Data records for software interfaces
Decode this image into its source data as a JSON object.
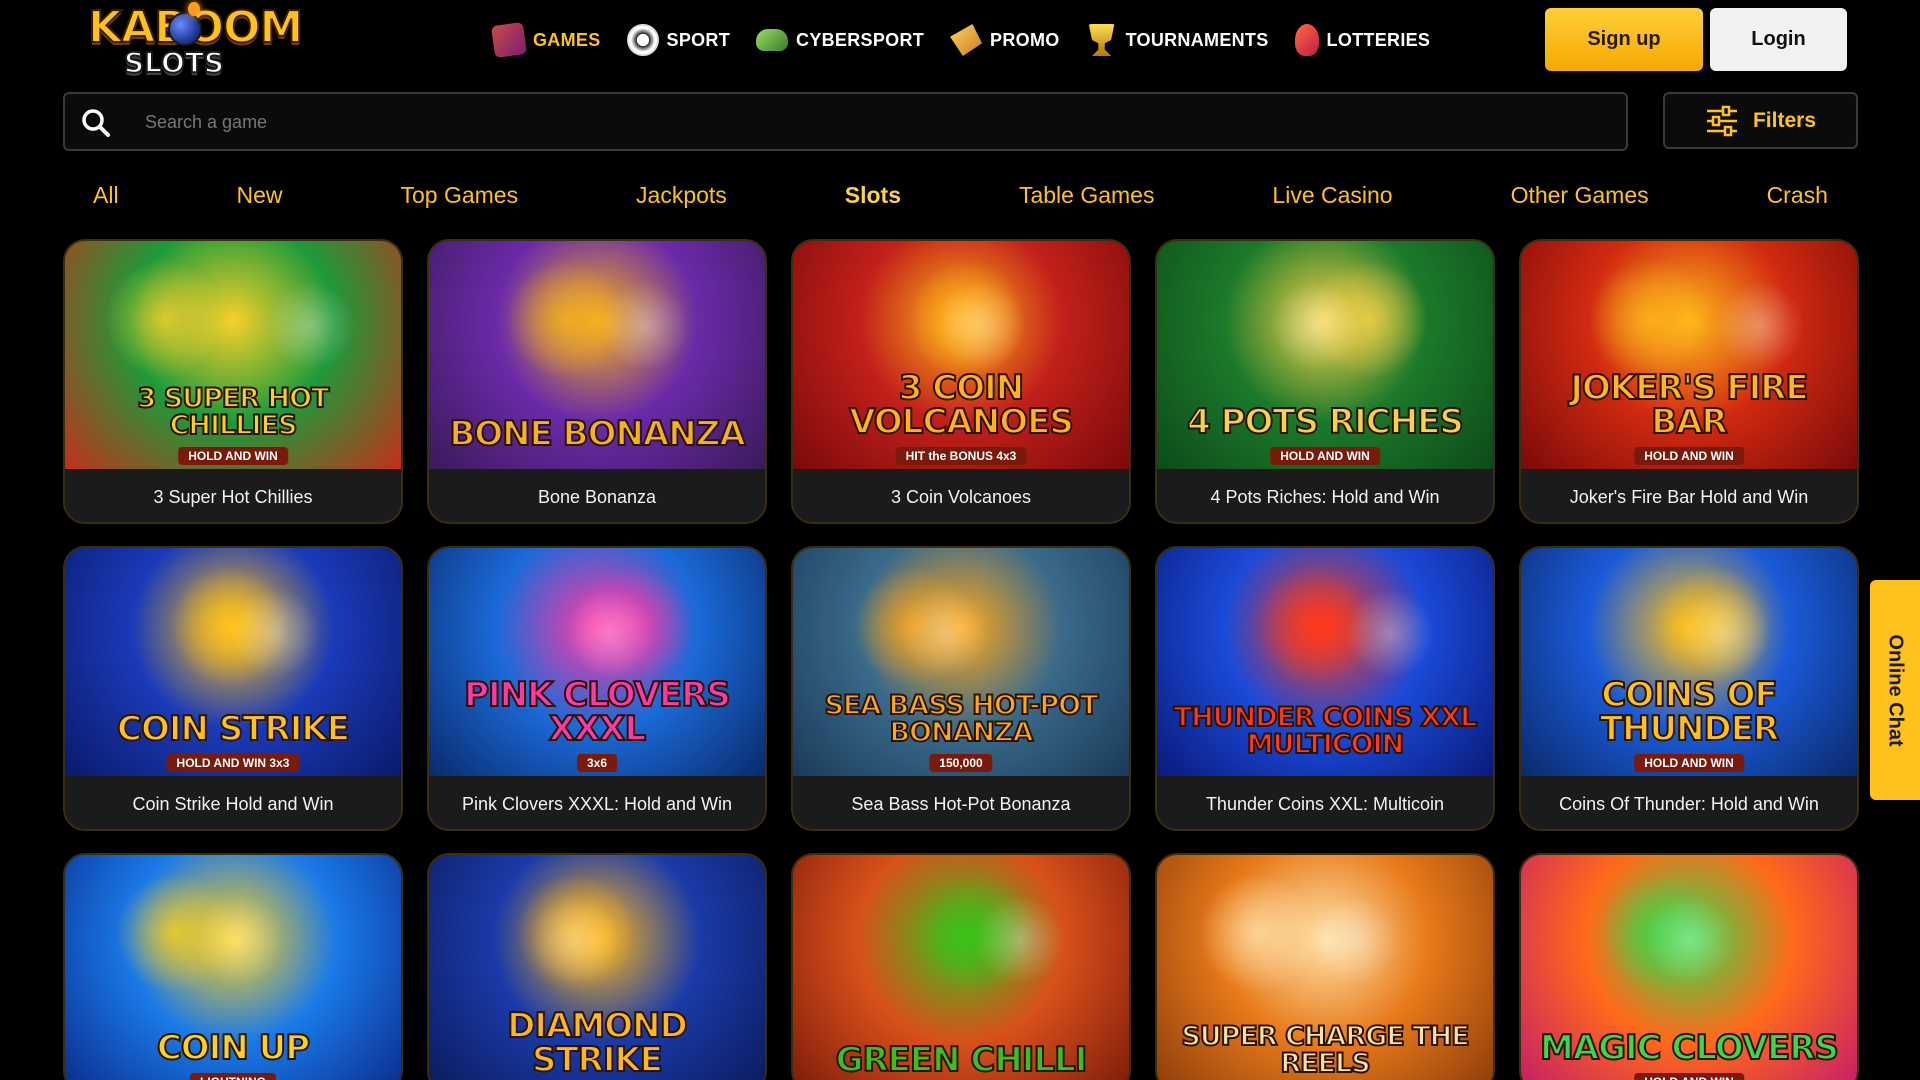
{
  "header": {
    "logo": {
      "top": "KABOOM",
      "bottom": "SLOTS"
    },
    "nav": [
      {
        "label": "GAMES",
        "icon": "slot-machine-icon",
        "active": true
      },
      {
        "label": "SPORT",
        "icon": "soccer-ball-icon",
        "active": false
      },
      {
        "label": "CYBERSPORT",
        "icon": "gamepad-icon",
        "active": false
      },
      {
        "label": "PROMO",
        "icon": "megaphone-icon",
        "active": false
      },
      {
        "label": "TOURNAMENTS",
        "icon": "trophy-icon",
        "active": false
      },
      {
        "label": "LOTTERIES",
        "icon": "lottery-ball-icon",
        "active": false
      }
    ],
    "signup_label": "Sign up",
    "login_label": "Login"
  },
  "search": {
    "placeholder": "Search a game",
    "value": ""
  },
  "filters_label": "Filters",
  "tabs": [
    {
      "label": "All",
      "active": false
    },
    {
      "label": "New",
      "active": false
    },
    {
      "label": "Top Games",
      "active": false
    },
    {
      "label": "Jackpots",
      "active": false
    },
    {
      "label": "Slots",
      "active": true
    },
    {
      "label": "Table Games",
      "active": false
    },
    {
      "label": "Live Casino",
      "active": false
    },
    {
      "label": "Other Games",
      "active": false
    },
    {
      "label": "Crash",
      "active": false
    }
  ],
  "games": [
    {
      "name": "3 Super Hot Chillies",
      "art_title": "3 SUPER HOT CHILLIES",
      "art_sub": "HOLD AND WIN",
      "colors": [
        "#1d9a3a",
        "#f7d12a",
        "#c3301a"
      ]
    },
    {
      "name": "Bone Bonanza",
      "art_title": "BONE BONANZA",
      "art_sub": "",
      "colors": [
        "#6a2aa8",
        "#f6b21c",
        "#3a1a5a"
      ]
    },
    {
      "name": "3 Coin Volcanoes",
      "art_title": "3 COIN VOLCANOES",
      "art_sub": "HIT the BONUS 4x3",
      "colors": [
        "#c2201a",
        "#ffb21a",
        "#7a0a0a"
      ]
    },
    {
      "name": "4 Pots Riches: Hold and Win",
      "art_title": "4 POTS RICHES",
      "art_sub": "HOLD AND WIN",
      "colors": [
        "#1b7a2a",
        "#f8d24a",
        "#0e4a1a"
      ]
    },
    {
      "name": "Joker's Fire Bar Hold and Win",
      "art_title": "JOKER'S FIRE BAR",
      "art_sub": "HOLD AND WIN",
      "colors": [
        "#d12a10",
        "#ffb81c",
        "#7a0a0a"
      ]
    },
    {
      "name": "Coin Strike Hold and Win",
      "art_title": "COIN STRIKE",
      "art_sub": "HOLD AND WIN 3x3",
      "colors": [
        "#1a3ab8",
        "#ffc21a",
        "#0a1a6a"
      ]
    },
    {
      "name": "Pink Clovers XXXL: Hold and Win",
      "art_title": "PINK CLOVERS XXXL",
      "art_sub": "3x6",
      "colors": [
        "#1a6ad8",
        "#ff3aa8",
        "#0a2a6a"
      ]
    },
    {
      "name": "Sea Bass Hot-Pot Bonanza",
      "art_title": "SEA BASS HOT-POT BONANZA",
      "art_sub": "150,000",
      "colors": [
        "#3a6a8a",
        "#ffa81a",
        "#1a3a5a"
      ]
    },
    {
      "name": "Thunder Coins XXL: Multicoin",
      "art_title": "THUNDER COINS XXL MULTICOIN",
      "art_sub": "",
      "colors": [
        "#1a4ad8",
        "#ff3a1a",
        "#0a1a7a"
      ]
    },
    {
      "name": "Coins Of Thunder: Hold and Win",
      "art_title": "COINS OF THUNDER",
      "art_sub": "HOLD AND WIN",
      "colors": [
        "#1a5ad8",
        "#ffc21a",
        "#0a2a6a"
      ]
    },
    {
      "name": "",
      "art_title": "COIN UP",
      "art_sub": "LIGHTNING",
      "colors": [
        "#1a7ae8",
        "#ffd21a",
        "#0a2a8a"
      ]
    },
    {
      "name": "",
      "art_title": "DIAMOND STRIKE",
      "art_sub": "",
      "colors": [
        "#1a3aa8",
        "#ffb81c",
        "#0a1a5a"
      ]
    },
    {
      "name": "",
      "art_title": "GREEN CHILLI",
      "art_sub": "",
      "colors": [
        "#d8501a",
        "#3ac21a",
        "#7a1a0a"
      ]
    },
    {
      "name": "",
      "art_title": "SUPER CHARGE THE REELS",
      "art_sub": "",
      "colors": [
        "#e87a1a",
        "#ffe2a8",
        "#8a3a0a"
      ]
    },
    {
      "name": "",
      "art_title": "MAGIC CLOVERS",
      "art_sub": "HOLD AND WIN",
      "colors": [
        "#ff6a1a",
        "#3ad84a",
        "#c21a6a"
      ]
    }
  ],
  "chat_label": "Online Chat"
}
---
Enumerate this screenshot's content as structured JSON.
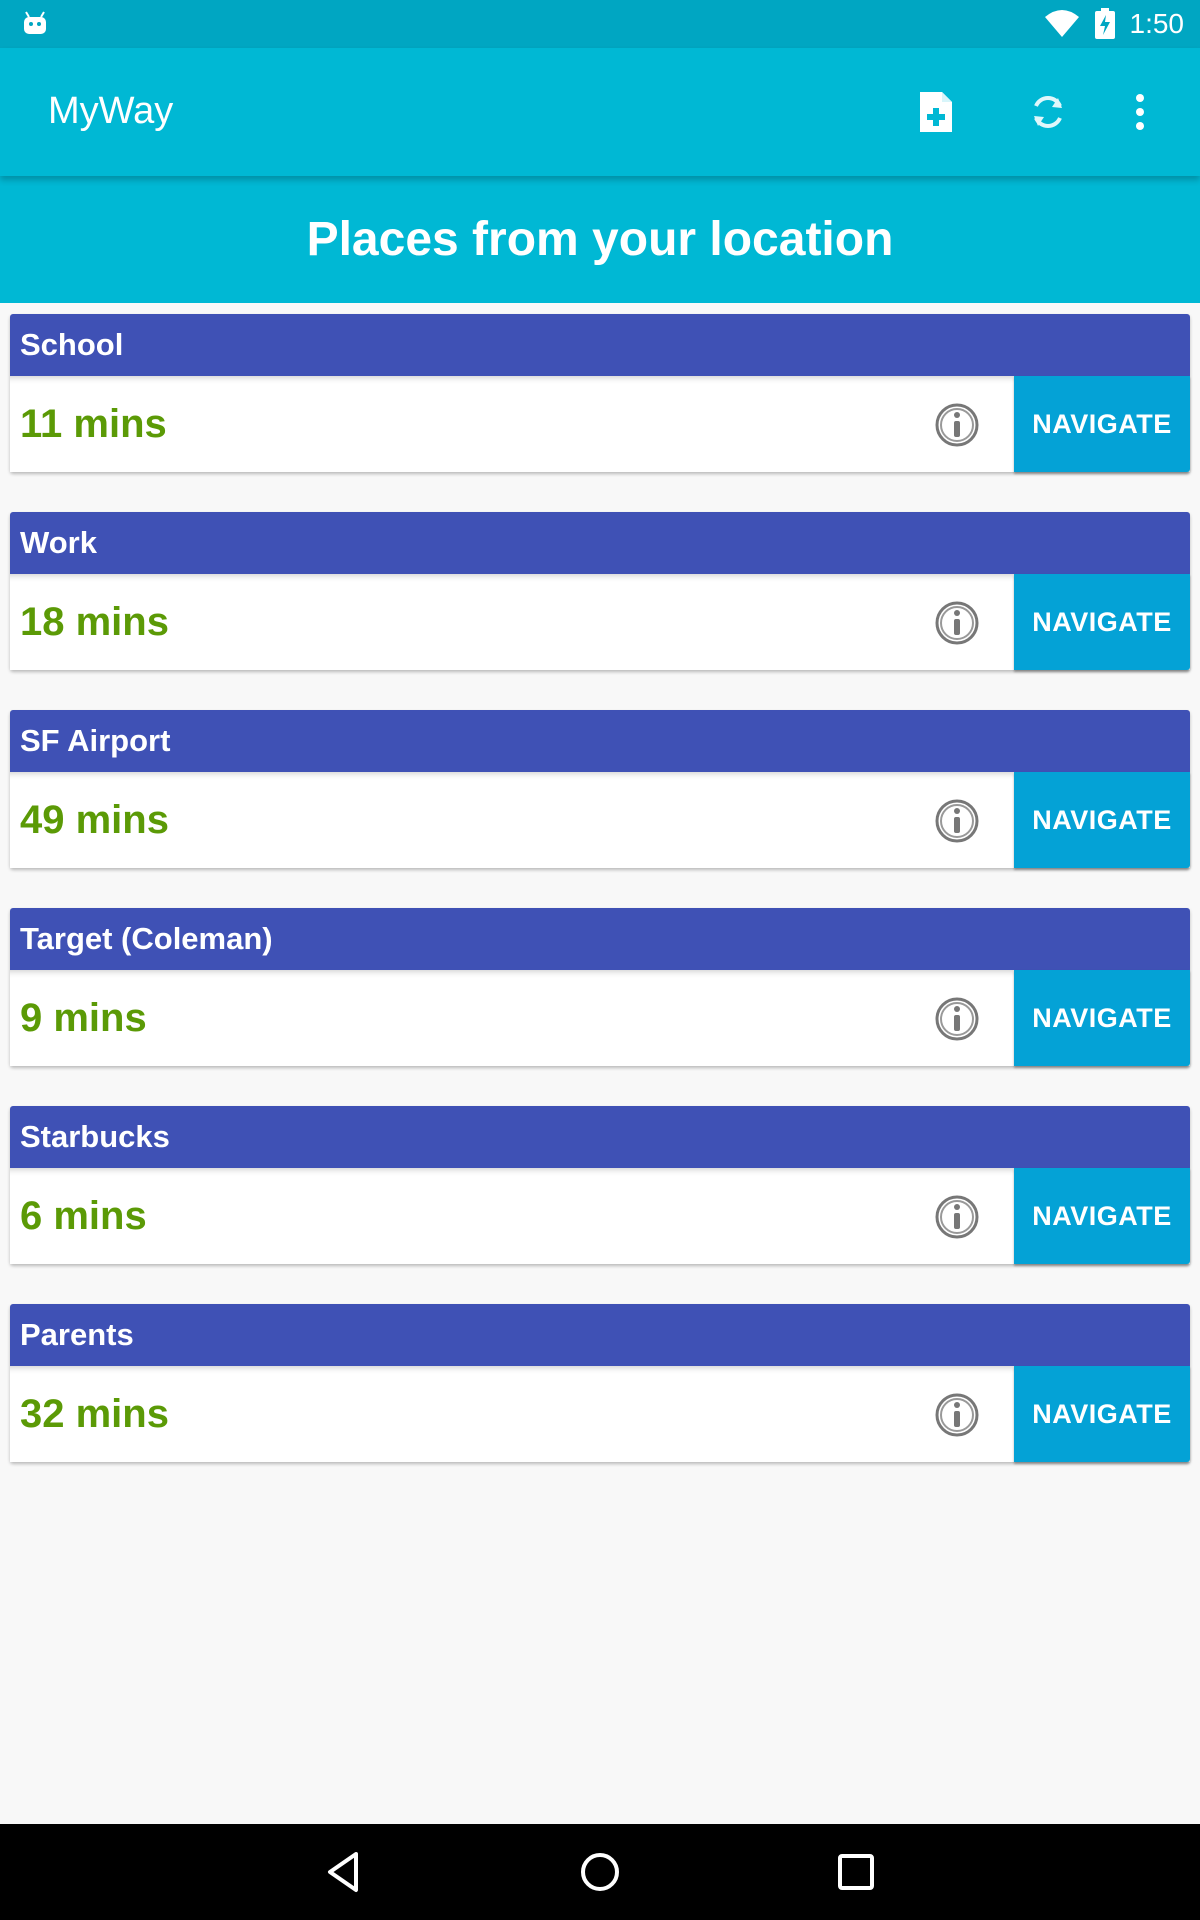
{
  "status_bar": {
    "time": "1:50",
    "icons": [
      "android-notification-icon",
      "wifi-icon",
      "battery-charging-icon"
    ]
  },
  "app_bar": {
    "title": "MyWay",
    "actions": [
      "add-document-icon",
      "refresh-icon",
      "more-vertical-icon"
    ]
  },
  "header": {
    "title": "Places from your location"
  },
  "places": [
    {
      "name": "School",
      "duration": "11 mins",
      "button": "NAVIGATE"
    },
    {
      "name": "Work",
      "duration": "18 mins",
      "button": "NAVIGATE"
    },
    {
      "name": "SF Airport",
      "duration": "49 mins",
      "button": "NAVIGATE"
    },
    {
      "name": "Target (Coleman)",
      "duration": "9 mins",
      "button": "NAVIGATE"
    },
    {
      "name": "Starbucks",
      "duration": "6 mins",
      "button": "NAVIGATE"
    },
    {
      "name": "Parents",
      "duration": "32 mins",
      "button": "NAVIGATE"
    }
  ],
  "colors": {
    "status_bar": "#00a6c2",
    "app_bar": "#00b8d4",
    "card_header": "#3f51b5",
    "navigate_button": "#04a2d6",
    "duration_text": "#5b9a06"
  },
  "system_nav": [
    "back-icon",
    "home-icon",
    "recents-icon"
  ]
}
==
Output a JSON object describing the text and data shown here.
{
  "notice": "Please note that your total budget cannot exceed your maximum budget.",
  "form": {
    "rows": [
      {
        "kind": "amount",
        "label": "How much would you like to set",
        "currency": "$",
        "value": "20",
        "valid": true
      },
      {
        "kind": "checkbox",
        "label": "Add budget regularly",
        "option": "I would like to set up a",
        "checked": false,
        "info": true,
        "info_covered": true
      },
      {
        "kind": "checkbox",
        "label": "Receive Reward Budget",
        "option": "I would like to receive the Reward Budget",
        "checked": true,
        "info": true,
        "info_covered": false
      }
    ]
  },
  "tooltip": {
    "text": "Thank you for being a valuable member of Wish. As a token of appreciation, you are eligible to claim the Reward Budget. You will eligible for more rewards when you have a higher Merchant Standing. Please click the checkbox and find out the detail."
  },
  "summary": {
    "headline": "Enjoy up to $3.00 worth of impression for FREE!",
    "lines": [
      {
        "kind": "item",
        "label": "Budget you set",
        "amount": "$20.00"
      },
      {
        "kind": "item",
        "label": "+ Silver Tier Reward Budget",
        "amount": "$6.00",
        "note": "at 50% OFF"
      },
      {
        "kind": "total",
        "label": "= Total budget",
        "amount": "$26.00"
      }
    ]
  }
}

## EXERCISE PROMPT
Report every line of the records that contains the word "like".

## RESPONSE
        "label": "How much would you like to set",
        "option": "I would like to set up a",
        "option": "I would like to receive the Reward Budget",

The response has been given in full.